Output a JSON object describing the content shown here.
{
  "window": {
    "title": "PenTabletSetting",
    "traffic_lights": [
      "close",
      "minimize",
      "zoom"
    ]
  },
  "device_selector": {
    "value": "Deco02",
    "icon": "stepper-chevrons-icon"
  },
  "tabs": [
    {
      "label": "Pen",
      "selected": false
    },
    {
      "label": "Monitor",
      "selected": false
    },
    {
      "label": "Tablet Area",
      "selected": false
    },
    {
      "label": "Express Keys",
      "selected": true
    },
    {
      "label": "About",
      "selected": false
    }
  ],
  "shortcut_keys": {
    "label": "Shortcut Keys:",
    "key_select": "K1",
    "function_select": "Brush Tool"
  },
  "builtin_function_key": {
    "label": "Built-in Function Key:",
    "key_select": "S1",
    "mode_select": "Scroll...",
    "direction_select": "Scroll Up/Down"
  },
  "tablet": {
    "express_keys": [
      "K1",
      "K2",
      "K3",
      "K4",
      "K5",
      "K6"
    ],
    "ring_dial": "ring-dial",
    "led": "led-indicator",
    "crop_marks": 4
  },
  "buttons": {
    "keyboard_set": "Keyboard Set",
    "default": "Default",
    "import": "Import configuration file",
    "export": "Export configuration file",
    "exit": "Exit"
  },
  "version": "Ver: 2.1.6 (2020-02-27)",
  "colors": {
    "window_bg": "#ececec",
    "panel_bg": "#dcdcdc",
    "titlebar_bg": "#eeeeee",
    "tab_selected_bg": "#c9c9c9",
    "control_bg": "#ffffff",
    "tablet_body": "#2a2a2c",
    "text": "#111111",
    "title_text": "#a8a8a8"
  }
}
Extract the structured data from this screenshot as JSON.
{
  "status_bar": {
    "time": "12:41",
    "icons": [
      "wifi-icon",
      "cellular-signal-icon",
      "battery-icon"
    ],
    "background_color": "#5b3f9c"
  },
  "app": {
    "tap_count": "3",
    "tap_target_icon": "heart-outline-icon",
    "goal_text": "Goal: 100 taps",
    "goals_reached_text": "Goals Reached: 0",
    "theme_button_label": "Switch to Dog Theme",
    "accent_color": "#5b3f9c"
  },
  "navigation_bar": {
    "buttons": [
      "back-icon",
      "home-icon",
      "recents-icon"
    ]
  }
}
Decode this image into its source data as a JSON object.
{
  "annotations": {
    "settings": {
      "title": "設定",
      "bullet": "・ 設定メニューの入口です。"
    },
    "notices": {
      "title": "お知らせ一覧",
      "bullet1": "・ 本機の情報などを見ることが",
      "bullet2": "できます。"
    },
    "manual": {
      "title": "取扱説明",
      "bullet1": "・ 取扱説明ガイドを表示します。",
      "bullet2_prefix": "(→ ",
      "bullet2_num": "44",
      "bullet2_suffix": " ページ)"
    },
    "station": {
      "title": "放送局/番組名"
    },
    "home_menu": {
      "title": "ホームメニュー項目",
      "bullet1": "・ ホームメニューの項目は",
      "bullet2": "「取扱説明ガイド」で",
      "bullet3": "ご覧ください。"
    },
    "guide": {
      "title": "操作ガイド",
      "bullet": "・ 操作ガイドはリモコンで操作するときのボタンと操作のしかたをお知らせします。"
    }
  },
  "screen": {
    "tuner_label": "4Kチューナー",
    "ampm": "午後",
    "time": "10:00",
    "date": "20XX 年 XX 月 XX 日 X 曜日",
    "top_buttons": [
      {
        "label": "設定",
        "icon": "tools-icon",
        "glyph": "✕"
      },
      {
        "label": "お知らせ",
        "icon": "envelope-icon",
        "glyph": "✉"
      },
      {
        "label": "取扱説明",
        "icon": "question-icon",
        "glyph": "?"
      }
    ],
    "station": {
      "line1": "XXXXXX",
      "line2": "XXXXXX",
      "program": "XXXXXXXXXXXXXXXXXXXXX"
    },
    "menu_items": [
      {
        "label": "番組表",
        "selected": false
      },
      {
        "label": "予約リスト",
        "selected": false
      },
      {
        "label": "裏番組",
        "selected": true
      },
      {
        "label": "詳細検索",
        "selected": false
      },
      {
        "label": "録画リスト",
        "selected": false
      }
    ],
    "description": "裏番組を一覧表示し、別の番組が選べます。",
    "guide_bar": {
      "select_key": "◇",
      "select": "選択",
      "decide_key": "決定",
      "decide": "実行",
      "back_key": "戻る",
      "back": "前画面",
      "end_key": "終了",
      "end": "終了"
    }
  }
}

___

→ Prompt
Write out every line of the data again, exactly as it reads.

→ Answer for this exercise
Output a JSON object describing the content shown here.
{
  "window": {
    "title": "PenTabletSetting",
    "traffic_lights": [
      "close",
      "minimize",
      "zoom"
    ]
  },
  "device_selector": {
    "value": "Deco02",
    "icon": "stepper-chevrons-icon"
  },
  "tabs": [
    {
      "label": "Pen",
      "selected": false
    },
    {
      "label": "Monitor",
      "selected": false
    },
    {
      "label": "Tablet Area",
      "selected": false
    },
    {
      "label": "Express Keys",
      "selected": true
    },
    {
      "label": "About",
      "selected": false
    }
  ],
  "shortcut_keys": {
    "label": "Shortcut Keys:",
    "key_select": "K1",
    "function_select": "Brush Tool"
  },
  "builtin_function_key": {
    "label": "Built-in Function Key:",
    "key_select": "S1",
    "mode_select": "Scroll...",
    "direction_select": "Scroll Up/Down"
  },
  "tablet": {
    "express_keys": [
      "K1",
      "K2",
      "K3",
      "K4",
      "K5",
      "K6"
    ],
    "ring_dial": "ring-dial",
    "led": "led-indicator",
    "crop_marks": 4
  },
  "buttons": {
    "keyboard_set": "Keyboard Set",
    "default": "Default",
    "import": "Import configuration file",
    "export": "Export configuration file",
    "exit": "Exit"
  },
  "version": "Ver: 2.1.6 (2020-02-27)",
  "colors": {
    "window_bg": "#ececec",
    "panel_bg": "#dcdcdc",
    "titlebar_bg": "#eeeeee",
    "tab_selected_bg": "#c9c9c9",
    "control_bg": "#ffffff",
    "tablet_body": "#2a2a2c",
    "text": "#111111",
    "title_text": "#a8a8a8"
  }
}
Extract the structured data from this screenshot as JSON.
{
  "status_bar": {
    "time": "12:41",
    "icons": [
      "wifi-icon",
      "cellular-signal-icon",
      "battery-icon"
    ],
    "background_color": "#5b3f9c"
  },
  "app": {
    "tap_count": "3",
    "tap_target_icon": "heart-outline-icon",
    "goal_text": "Goal: 100 taps",
    "goals_reached_text": "Goals Reached: 0",
    "theme_button_label": "Switch to Dog Theme",
    "accent_color": "#5b3f9c"
  },
  "navigation_bar": {
    "buttons": [
      "back-icon",
      "home-icon",
      "recents-icon"
    ]
  }
}
Decode this image into its source data as a JSON object.
{
  "annotations": {
    "settings": {
      "title": "設定",
      "bullet": "・ 設定メニューの入口です。"
    },
    "notices": {
      "title": "お知らせ一覧",
      "bullet1": "・ 本機の情報などを見ることが",
      "bullet2": "できます。"
    },
    "manual": {
      "title": "取扱説明",
      "bullet1": "・ 取扱説明ガイドを表示します。",
      "bullet2_prefix": "(→ ",
      "bullet2_num": "44",
      "bullet2_suffix": " ページ)"
    },
    "station": {
      "title": "放送局/番組名"
    },
    "home_menu": {
      "title": "ホームメニュー項目",
      "bullet1": "・ ホームメニューの項目は",
      "bullet2": "「取扱説明ガイド」で",
      "bullet3": "ご覧ください。"
    },
    "guide": {
      "title": "操作ガイド",
      "bullet": "・ 操作ガイドはリモコンで操作するときのボタンと操作のしかたをお知らせします。"
    }
  },
  "screen": {
    "tuner_label": "4Kチューナー",
    "ampm": "午後",
    "time": "10:00",
    "date": "20XX 年 XX 月 XX 日 X 曜日",
    "top_buttons": [
      {
        "label": "設定",
        "icon": "tools-icon",
        "glyph": "✕"
      },
      {
        "label": "お知らせ",
        "icon": "envelope-icon",
        "glyph": "✉"
      },
      {
        "label": "取扱説明",
        "icon": "question-icon",
        "glyph": "?"
      }
    ],
    "station": {
      "line1": "XXXXXX",
      "line2": "XXXXXX",
      "program": "XXXXXXXXXXXXXXXXXXXXX"
    },
    "menu_items": [
      {
        "label": "番組表",
        "selected": false
      },
      {
        "label": "予約リスト",
        "selected": false
      },
      {
        "label": "裏番組",
        "selected": true
      },
      {
        "label": "詳細検索",
        "selected": false
      },
      {
        "label": "録画リスト",
        "selected": false
      }
    ],
    "description": "裏番組を一覧表示し、別の番組が選べます。",
    "guide_bar": {
      "select_key": "◇",
      "select": "選択",
      "decide_key": "決定",
      "decide": "実行",
      "back_key": "戻る",
      "back": "前画面",
      "end_key": "終了",
      "end": "終了"
    }
  }
}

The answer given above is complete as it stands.